*MATERIAL FOR THE TASK*:
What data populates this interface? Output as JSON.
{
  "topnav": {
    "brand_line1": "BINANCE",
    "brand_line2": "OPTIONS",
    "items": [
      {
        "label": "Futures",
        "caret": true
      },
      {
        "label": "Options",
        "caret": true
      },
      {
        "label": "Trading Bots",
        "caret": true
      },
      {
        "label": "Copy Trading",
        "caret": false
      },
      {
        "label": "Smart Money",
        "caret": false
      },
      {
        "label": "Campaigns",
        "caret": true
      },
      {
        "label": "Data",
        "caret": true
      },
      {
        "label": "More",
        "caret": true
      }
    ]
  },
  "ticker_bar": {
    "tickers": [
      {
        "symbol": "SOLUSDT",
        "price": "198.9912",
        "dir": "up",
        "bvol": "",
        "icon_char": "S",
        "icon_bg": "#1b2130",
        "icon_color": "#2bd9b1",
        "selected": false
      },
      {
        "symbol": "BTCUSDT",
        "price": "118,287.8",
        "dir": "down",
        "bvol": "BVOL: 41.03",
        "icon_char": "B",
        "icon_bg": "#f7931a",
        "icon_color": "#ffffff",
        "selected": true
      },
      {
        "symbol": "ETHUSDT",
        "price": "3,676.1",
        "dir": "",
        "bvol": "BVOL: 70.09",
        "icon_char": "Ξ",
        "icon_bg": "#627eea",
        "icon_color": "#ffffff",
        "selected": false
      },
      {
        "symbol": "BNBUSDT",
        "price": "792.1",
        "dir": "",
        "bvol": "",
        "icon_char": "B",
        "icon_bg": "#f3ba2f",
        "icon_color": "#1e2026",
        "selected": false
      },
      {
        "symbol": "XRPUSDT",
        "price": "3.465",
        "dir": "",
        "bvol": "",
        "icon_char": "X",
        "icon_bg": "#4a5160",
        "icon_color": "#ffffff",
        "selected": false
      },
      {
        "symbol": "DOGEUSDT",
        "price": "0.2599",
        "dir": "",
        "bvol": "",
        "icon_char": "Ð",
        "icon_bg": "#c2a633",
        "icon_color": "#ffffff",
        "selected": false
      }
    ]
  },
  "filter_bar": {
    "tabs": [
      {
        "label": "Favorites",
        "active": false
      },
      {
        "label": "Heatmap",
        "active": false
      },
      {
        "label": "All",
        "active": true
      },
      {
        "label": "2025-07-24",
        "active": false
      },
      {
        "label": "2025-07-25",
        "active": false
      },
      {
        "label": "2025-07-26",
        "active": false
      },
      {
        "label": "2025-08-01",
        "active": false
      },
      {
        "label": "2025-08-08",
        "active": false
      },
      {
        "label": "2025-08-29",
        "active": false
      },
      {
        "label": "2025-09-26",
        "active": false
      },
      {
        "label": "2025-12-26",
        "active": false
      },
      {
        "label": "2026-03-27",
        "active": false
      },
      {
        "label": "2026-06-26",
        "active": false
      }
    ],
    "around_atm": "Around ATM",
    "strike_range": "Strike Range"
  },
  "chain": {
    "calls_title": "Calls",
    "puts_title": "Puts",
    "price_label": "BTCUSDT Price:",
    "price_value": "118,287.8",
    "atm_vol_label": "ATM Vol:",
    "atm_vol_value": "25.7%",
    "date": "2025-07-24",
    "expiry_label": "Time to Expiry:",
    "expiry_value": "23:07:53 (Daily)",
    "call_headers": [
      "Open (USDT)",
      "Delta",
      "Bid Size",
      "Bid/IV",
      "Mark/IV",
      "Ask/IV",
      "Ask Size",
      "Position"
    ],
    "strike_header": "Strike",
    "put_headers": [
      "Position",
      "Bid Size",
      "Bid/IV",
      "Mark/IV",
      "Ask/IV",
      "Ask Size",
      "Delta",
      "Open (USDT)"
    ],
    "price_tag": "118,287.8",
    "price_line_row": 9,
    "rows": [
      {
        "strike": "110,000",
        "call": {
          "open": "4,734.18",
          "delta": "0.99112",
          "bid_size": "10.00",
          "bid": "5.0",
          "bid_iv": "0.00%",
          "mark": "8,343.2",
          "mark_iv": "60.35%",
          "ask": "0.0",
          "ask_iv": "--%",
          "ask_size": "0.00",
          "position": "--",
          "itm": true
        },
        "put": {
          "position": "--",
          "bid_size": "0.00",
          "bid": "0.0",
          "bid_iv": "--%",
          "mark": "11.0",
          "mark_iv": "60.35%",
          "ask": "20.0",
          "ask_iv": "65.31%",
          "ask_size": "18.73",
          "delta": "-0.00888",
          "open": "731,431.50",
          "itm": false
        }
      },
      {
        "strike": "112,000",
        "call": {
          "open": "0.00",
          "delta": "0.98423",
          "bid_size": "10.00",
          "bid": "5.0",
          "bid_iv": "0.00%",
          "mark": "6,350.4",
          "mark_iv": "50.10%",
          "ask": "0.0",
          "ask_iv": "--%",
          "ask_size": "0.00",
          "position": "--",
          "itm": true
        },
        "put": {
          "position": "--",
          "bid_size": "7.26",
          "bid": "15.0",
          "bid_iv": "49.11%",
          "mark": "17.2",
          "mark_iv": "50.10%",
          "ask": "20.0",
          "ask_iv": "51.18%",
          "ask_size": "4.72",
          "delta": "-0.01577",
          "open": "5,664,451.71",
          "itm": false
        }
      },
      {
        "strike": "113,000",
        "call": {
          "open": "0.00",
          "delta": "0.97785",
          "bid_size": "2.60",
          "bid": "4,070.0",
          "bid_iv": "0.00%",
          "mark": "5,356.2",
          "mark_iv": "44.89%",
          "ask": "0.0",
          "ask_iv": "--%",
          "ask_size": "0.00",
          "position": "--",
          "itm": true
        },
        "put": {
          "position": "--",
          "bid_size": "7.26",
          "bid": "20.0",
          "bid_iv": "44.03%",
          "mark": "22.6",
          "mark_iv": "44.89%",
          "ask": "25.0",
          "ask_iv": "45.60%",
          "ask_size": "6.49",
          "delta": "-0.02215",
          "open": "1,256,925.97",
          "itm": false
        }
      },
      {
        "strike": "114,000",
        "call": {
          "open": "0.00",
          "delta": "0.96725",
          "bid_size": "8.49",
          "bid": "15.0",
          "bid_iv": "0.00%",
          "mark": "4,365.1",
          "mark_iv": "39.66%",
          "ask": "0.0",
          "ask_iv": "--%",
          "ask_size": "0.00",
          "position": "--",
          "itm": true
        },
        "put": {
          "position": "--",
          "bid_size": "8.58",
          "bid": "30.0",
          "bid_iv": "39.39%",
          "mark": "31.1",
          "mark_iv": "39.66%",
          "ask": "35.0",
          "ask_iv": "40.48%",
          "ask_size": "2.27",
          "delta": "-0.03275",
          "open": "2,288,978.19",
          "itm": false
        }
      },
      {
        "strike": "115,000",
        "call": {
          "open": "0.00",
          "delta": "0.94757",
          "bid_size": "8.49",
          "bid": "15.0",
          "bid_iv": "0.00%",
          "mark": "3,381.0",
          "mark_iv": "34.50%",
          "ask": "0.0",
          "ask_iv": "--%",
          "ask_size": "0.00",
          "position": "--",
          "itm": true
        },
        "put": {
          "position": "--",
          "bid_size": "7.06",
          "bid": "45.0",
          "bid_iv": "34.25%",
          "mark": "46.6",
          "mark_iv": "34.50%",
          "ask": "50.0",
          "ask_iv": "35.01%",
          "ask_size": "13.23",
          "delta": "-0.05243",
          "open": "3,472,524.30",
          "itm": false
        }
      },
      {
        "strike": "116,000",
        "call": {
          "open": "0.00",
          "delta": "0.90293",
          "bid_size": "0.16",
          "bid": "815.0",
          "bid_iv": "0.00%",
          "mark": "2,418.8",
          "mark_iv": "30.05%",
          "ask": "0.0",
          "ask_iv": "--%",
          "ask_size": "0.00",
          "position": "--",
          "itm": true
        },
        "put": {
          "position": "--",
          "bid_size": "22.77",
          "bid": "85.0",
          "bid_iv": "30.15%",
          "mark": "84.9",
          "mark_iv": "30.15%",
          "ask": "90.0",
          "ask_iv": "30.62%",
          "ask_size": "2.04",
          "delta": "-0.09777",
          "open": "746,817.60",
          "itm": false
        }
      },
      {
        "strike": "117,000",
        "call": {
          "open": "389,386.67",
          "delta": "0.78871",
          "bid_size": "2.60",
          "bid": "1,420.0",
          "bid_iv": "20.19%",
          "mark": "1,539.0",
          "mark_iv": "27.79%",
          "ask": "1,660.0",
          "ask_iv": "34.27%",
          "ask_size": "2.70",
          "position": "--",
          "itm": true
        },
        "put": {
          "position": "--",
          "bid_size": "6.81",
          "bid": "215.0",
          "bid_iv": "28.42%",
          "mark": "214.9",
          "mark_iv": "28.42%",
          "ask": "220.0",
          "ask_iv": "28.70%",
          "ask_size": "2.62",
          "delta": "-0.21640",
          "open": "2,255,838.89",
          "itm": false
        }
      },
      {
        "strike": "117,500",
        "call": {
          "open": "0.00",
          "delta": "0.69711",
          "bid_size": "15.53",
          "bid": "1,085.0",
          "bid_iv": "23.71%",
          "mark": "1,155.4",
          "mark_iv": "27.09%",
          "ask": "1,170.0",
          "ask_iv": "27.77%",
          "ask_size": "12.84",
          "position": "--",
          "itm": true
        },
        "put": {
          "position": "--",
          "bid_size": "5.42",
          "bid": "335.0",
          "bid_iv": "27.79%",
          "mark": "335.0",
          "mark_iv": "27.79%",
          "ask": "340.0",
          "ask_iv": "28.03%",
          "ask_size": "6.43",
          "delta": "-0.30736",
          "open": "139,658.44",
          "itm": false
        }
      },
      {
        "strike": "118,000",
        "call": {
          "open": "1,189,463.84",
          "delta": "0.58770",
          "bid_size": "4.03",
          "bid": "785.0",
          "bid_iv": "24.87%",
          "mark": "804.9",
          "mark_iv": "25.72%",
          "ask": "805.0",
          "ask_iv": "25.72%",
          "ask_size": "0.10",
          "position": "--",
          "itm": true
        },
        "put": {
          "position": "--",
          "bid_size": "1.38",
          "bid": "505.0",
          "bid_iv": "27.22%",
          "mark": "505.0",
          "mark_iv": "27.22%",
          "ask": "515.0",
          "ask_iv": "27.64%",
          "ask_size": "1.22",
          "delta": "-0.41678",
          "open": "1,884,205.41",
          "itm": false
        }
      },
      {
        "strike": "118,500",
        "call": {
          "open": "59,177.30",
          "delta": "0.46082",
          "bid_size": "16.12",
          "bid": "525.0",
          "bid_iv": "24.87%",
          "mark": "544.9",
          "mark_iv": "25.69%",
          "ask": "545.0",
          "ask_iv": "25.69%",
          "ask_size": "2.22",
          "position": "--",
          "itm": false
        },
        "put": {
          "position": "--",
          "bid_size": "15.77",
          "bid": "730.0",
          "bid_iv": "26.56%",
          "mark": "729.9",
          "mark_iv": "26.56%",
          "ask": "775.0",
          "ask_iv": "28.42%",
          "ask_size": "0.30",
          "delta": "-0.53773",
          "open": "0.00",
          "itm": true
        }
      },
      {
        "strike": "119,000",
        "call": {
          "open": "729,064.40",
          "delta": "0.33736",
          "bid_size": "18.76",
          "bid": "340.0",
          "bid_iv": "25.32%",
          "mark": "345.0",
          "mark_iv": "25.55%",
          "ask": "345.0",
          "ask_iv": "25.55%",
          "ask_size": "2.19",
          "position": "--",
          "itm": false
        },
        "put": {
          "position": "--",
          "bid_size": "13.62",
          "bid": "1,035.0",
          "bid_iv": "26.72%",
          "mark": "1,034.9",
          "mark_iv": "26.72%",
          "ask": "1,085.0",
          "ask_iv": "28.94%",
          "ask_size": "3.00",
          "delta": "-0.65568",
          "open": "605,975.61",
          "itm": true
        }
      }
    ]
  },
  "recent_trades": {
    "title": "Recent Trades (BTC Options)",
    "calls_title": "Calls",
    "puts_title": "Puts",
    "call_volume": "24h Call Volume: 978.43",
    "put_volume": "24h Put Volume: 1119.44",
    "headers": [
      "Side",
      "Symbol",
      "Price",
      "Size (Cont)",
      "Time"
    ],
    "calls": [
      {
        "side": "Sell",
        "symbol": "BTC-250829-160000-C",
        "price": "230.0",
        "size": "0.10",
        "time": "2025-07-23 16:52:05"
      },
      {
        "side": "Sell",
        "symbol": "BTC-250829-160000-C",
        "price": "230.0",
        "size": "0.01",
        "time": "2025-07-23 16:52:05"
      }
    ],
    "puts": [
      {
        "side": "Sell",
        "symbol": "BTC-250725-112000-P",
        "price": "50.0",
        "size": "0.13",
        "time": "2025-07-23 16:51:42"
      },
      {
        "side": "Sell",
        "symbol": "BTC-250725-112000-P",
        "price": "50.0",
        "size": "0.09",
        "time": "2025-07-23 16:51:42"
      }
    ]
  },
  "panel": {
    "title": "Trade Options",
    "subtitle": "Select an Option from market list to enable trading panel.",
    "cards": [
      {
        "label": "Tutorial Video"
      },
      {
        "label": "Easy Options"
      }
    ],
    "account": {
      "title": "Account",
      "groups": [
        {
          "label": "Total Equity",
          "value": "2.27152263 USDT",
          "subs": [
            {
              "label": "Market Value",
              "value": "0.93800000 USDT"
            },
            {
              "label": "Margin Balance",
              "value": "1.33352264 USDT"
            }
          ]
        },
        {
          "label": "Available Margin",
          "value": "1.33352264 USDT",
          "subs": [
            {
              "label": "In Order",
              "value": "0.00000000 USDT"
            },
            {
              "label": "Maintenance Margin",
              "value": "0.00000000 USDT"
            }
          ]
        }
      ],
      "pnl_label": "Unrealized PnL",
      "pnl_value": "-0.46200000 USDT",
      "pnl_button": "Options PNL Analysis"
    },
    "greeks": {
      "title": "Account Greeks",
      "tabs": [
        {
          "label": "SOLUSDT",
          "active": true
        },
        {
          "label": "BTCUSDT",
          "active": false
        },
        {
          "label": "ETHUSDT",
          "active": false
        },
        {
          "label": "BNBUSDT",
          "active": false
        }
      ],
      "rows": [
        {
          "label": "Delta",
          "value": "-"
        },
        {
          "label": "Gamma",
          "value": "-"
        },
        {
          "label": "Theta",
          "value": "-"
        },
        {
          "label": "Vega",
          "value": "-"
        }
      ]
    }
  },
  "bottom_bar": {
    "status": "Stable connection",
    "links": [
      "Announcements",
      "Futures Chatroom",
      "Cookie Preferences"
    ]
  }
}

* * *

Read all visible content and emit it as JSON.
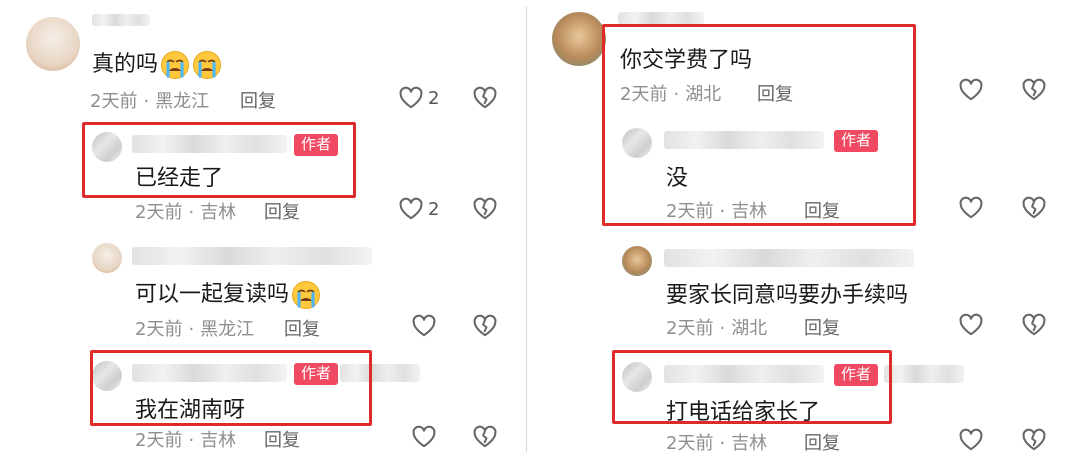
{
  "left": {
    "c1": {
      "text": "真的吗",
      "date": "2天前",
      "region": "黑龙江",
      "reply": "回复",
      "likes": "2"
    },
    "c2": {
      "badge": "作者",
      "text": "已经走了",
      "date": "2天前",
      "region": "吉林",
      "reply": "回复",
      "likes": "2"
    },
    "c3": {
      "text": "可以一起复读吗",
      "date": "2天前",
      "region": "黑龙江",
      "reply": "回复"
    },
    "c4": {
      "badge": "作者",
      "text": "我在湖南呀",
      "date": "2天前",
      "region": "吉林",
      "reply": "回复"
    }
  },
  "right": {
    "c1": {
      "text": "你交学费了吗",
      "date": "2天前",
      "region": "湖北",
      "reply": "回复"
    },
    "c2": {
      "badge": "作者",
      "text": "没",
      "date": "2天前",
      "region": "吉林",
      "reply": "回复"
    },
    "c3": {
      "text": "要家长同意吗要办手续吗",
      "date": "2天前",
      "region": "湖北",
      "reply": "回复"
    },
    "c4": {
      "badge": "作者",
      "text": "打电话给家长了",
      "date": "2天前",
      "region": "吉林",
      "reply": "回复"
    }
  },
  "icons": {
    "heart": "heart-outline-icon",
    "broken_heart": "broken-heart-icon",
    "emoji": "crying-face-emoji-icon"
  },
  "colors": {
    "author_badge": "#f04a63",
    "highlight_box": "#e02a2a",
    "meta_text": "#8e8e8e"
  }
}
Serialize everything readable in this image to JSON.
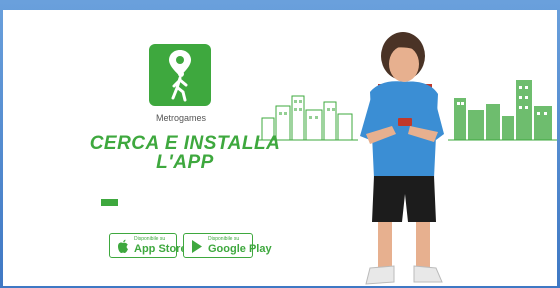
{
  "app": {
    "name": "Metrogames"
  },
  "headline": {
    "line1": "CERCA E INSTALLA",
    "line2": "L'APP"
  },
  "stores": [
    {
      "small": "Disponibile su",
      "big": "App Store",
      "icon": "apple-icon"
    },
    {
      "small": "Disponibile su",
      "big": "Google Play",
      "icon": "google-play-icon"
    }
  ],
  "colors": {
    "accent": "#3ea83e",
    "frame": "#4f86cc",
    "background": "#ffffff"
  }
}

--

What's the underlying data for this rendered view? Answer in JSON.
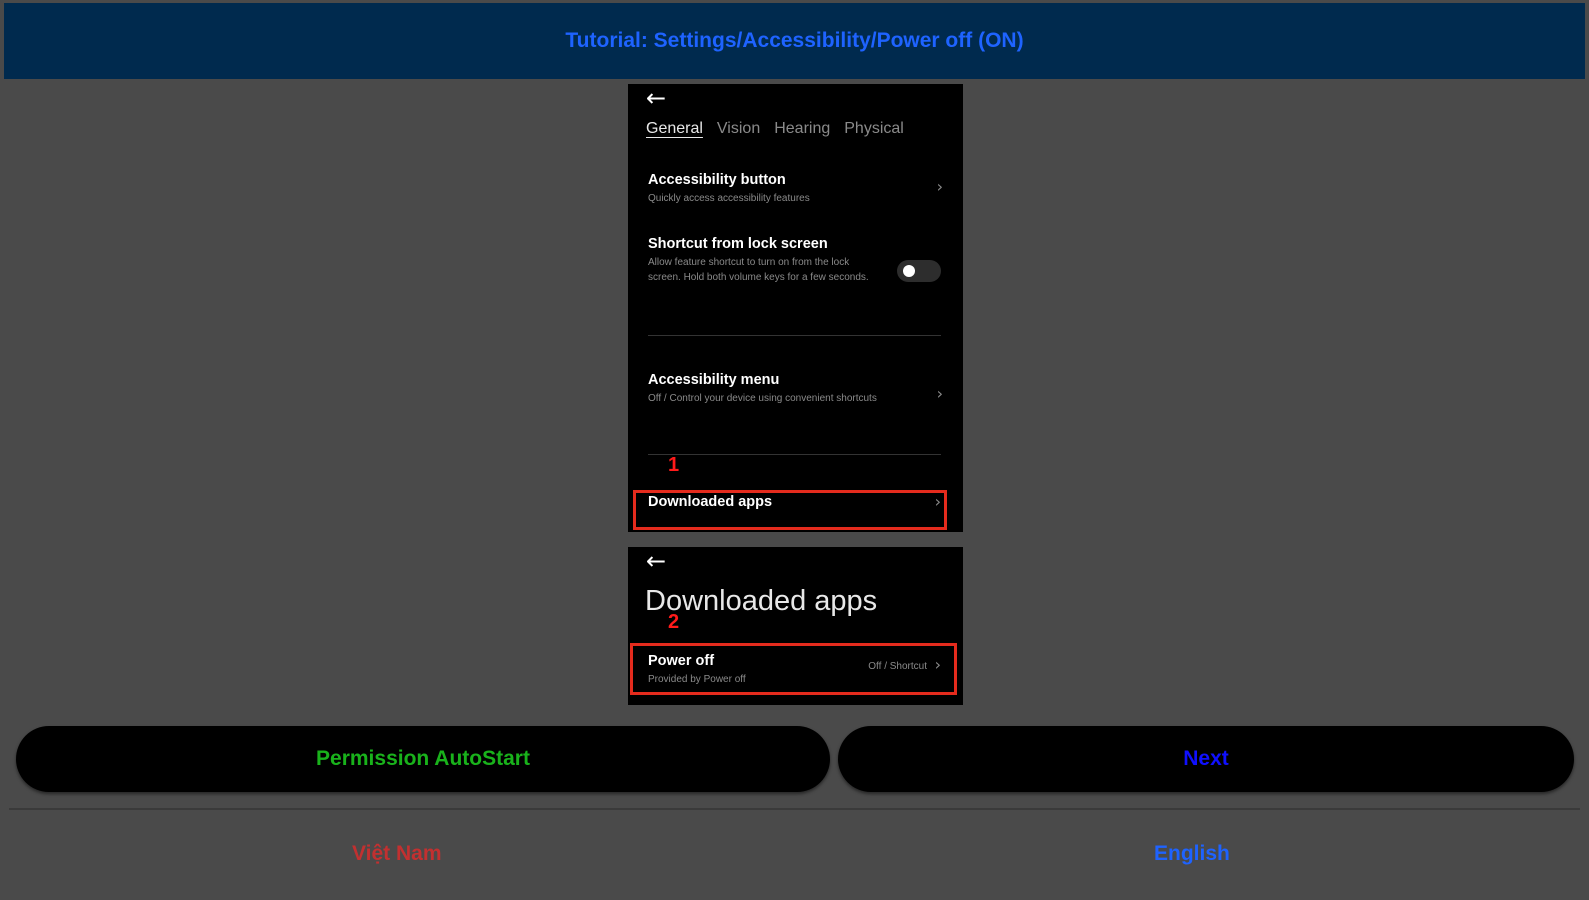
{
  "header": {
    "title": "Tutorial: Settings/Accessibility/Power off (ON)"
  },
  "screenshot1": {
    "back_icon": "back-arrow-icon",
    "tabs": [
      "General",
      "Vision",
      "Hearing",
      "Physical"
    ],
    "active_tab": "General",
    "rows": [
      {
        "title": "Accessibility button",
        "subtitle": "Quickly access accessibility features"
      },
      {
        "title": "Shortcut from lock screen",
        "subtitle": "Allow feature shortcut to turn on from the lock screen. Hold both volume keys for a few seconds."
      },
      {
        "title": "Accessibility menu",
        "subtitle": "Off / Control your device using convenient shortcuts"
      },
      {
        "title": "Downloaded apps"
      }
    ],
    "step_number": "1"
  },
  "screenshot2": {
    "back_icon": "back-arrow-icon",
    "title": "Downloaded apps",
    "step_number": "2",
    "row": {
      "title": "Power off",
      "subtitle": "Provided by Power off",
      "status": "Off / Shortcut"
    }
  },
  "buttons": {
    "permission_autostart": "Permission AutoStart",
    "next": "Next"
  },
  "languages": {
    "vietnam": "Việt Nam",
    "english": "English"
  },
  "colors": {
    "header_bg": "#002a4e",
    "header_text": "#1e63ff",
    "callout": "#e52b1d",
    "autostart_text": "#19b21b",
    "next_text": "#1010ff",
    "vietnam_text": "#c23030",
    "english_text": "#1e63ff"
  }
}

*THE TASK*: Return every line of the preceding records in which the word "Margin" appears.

*ANSWER FOR THE TASK*:
              "label": "Margin Balance",
          "label": "Available Margin",
              "label": "Maintenance Margin",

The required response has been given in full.